** Task to complete **
Find the lines of data that contain the string "Monat", then list them.

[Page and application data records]
╔══
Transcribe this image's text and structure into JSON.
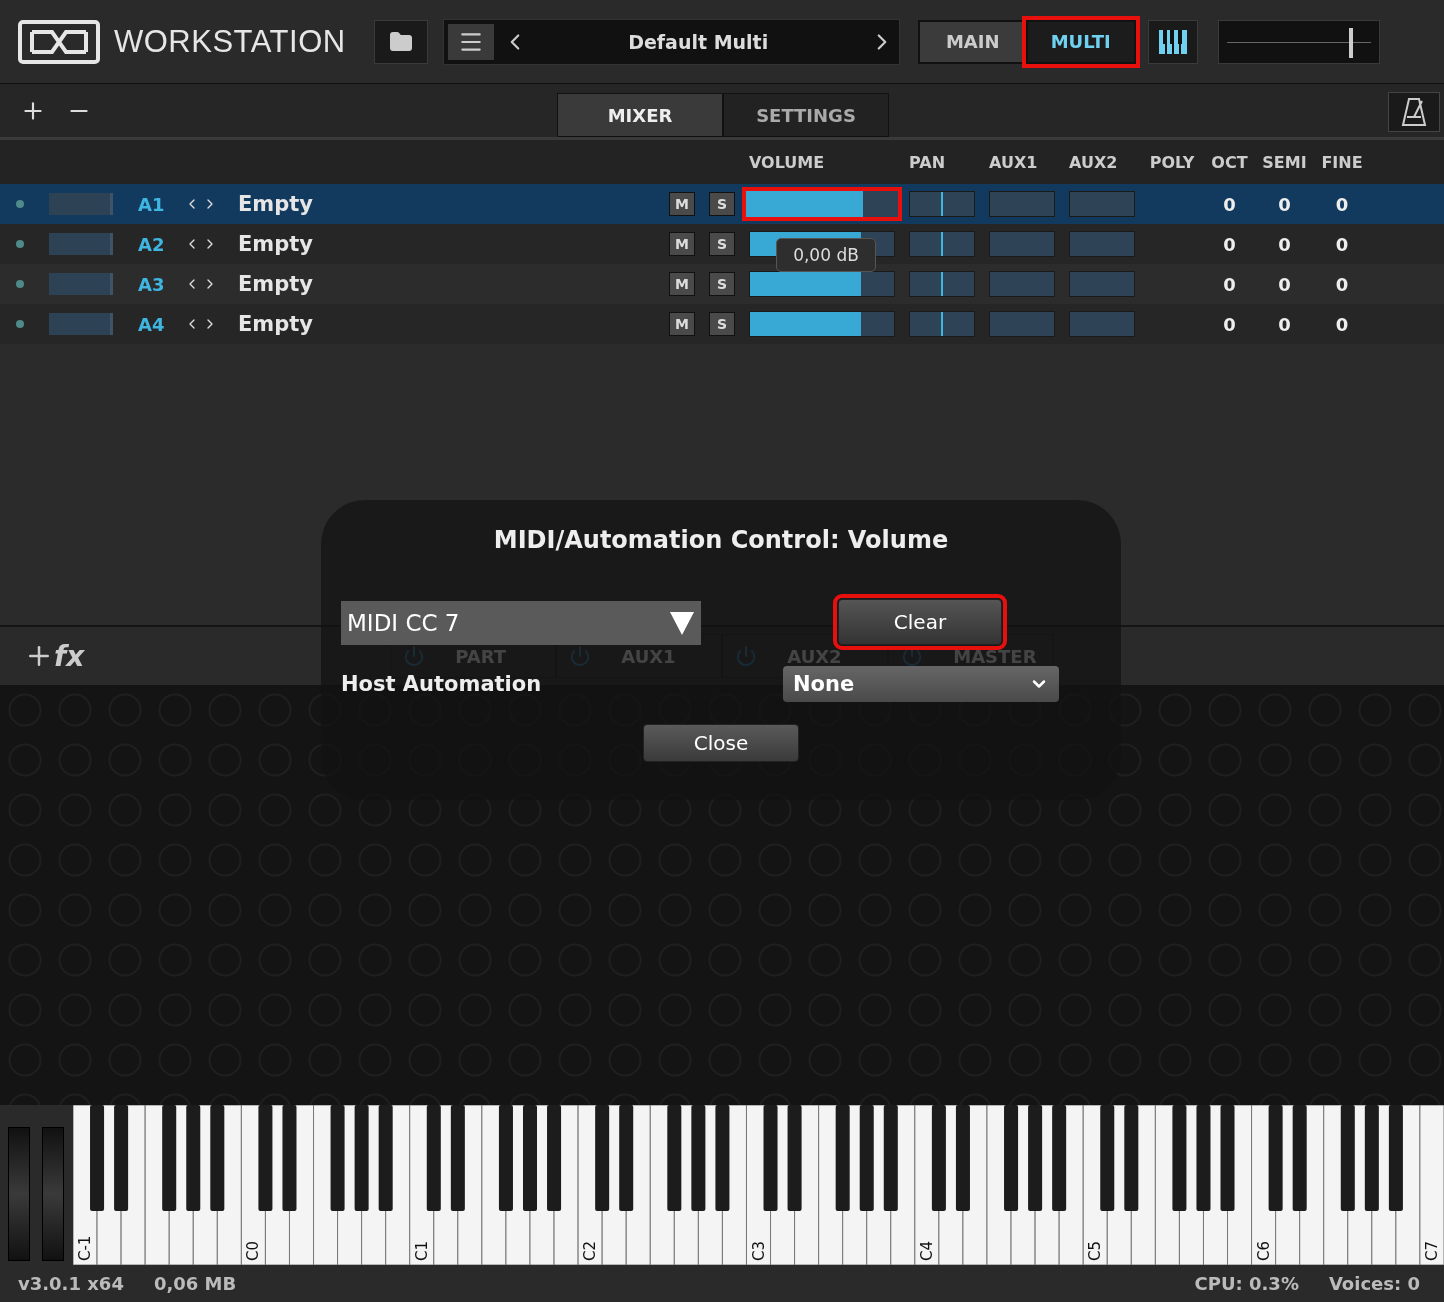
{
  "header": {
    "logo": "WORKSTATION",
    "preset": "Default Multi",
    "view_tabs": [
      {
        "label": "MAIN",
        "selected": false,
        "highlighted": false
      },
      {
        "label": "MULTI",
        "selected": true,
        "highlighted": true
      }
    ],
    "master_volume": {
      "level": 0.86
    }
  },
  "toolbar": {
    "tabs": [
      {
        "label": "MIXER",
        "selected": true
      },
      {
        "label": "SETTINGS",
        "selected": false
      }
    ]
  },
  "mixer": {
    "columns": [
      "VOLUME",
      "PAN",
      "AUX1",
      "AUX2",
      "POLY",
      "OCT",
      "SEMI",
      "FINE"
    ],
    "rows": [
      {
        "part": "A1",
        "name": "Empty",
        "mute": "M",
        "solo": "S",
        "selected": true,
        "volume": {
          "level": 0.77,
          "highlighted": true
        },
        "pan": {
          "level": 0.5
        },
        "aux1": {
          "level": 0
        },
        "aux2": {
          "level": 0
        },
        "oct": "0",
        "semi": "0",
        "fine": "0"
      },
      {
        "part": "A2",
        "name": "Empty",
        "mute": "M",
        "solo": "S",
        "selected": false,
        "volume": {
          "level": 0.77,
          "highlighted": false
        },
        "pan": {
          "level": 0.5
        },
        "aux1": {
          "level": 0
        },
        "aux2": {
          "level": 0
        },
        "oct": "0",
        "semi": "0",
        "fine": "0"
      },
      {
        "part": "A3",
        "name": "Empty",
        "mute": "M",
        "solo": "S",
        "selected": false,
        "volume": {
          "level": 0.77,
          "highlighted": false
        },
        "pan": {
          "level": 0.5
        },
        "aux1": {
          "level": 0
        },
        "aux2": {
          "level": 0
        },
        "oct": "0",
        "semi": "0",
        "fine": "0"
      },
      {
        "part": "A4",
        "name": "Empty",
        "mute": "M",
        "solo": "S",
        "selected": false,
        "volume": {
          "level": 0.77,
          "highlighted": false
        },
        "pan": {
          "level": 0.5
        },
        "aux1": {
          "level": 0
        },
        "aux2": {
          "level": 0
        },
        "oct": "0",
        "semi": "0",
        "fine": "0"
      }
    ],
    "tooltip": "0,00 dB"
  },
  "fx_bar": {
    "label": "fx",
    "tabs": [
      "PART",
      "AUX1",
      "AUX2",
      "MASTER"
    ]
  },
  "dialog": {
    "title": "MIDI/Automation Control: Volume",
    "midi_cc": "MIDI CC 7",
    "clear": {
      "label": "Clear",
      "highlighted": true
    },
    "host_automation_label": "Host Automation",
    "host_automation": "None",
    "close": "Close"
  },
  "keyboard": {
    "octave_labels": [
      "C-1",
      "C0",
      "C1",
      "C2",
      "C3",
      "C4",
      "C5",
      "C6",
      "C7"
    ]
  },
  "status_bar": {
    "version": "v3.0.1 x64",
    "memory": "0,06 MB",
    "cpu": "CPU: 0.3%",
    "voices": "Voices: 0"
  }
}
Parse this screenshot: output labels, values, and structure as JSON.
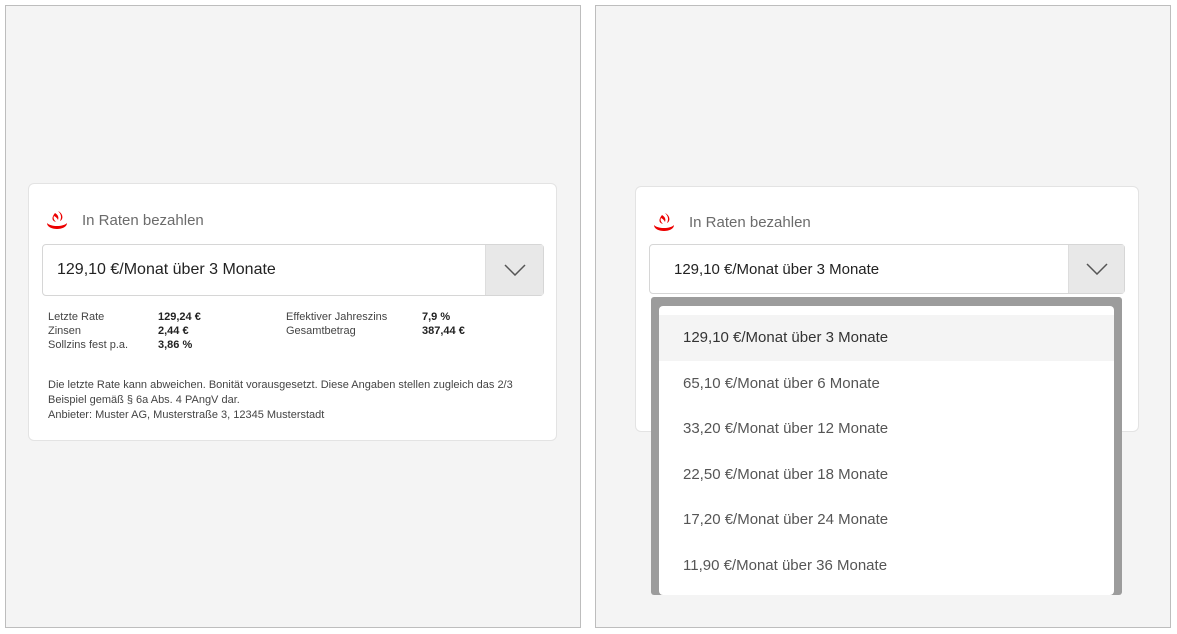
{
  "header": {
    "title": "In Raten bezahlen"
  },
  "colors": {
    "brand_red": "#ec0000",
    "panel_bg": "#f4f4f4",
    "dropdown_frame": "#9c9c9c"
  },
  "select": {
    "value": "129,10 €/Monat über 3 Monate",
    "arrow_icon": "chevron-down-icon"
  },
  "details": {
    "letzte_rate_label": "Letzte Rate",
    "letzte_rate_value": "129,24 €",
    "zinsen_label": "Zinsen",
    "zinsen_value": "2,44 €",
    "sollzins_label": "Sollzins fest p.a.",
    "sollzins_value": "3,86 %",
    "eff_label": "Effektiver Jahreszins",
    "eff_value": "7,9 %",
    "gesamt_label": "Gesamtbetrag",
    "gesamt_value": "387,44 €"
  },
  "disclaimer": {
    "line1": "Die letzte Rate kann abweichen. Bonität vorausgesetzt. Diese Angaben stellen zugleich das 2/3 Beispiel gemäß § 6a Abs. 4 PAngV dar.",
    "line2": "Anbieter: Muster AG, Musterstraße 3, 12345 Musterstadt"
  },
  "dropdown": {
    "options": [
      "129,10 €/Monat über 3 Monate",
      "65,10 €/Monat über 6 Monate",
      "33,20 €/Monat über 12 Monate",
      "22,50 €/Monat über 18 Monate",
      "17,20 €/Monat über 24 Monate",
      "11,90 €/Monat über 36 Monate"
    ]
  }
}
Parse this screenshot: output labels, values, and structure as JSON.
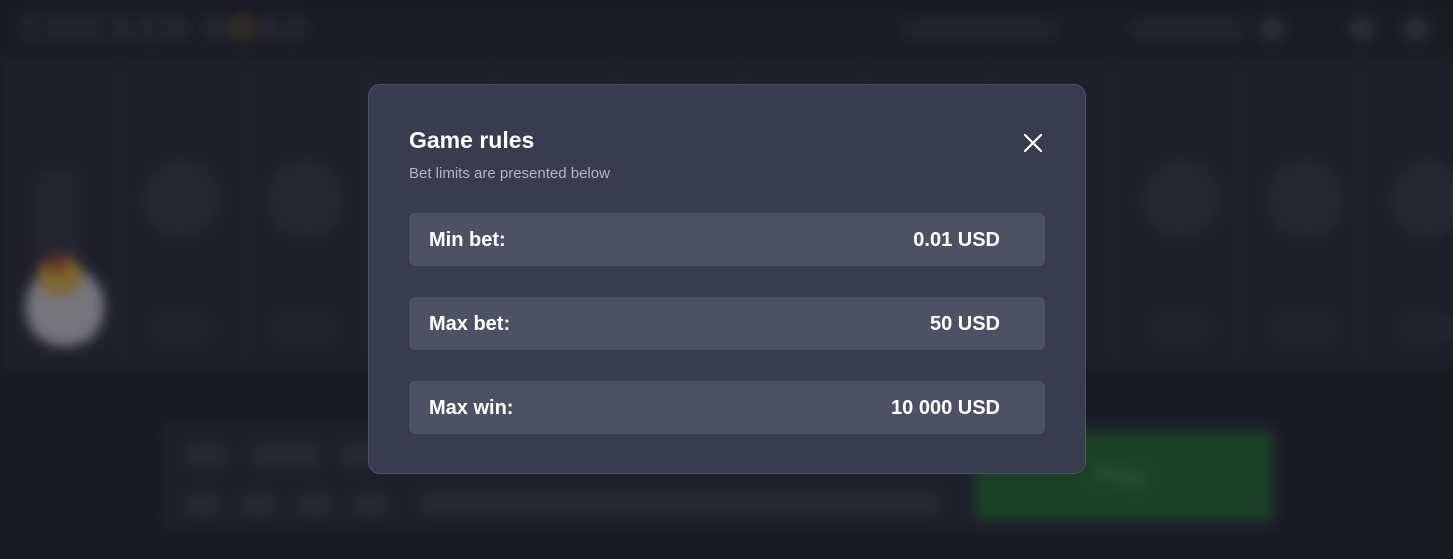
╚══
** Reply to the exercise **
    "value": "129,10 €/Monat über 3 Monate",
      "129,10 €/Monat über 3 Monate",
      "65,10 €/Monat über 6 Monate",
      "33,20 €/Monat über 12 Monate",
      "22,50 €/Monat über 18 Monate",
      "17,20 €/Monat über 24 Monate",
      "11,90 €/Monat über 36 Monate"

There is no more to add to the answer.